Requirement: For each line below with the word "irmão", write out a copy.

[Data records for software interfaces]
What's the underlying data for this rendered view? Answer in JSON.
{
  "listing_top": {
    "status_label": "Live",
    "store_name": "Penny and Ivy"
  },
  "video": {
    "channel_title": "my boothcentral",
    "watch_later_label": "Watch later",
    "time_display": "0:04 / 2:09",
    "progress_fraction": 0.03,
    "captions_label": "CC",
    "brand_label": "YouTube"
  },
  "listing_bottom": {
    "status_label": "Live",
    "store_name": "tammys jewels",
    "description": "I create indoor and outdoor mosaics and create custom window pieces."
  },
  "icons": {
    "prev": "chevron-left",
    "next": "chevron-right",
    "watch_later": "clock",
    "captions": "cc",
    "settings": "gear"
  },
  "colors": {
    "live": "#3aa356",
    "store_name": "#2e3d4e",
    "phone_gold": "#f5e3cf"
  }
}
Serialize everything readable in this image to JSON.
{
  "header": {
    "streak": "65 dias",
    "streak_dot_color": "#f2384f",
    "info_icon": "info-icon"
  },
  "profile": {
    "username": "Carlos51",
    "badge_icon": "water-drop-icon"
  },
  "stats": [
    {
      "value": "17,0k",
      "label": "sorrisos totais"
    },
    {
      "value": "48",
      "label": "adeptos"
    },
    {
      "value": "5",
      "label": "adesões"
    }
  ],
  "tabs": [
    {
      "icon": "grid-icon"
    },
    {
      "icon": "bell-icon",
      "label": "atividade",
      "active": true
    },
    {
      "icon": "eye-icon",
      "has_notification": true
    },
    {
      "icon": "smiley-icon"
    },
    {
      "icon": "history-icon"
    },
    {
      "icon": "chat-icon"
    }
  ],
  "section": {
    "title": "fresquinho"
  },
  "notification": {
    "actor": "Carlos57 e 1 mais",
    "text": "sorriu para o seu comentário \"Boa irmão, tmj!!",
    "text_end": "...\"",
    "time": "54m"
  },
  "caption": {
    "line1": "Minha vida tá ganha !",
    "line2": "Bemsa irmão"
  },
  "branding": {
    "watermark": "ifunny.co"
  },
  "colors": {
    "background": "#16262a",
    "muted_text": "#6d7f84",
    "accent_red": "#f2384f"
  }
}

Task response:
    "text": "sorriu para o seu comentário \"Boa irmão, tmj!!",
    "line2": "Bemsa irmão"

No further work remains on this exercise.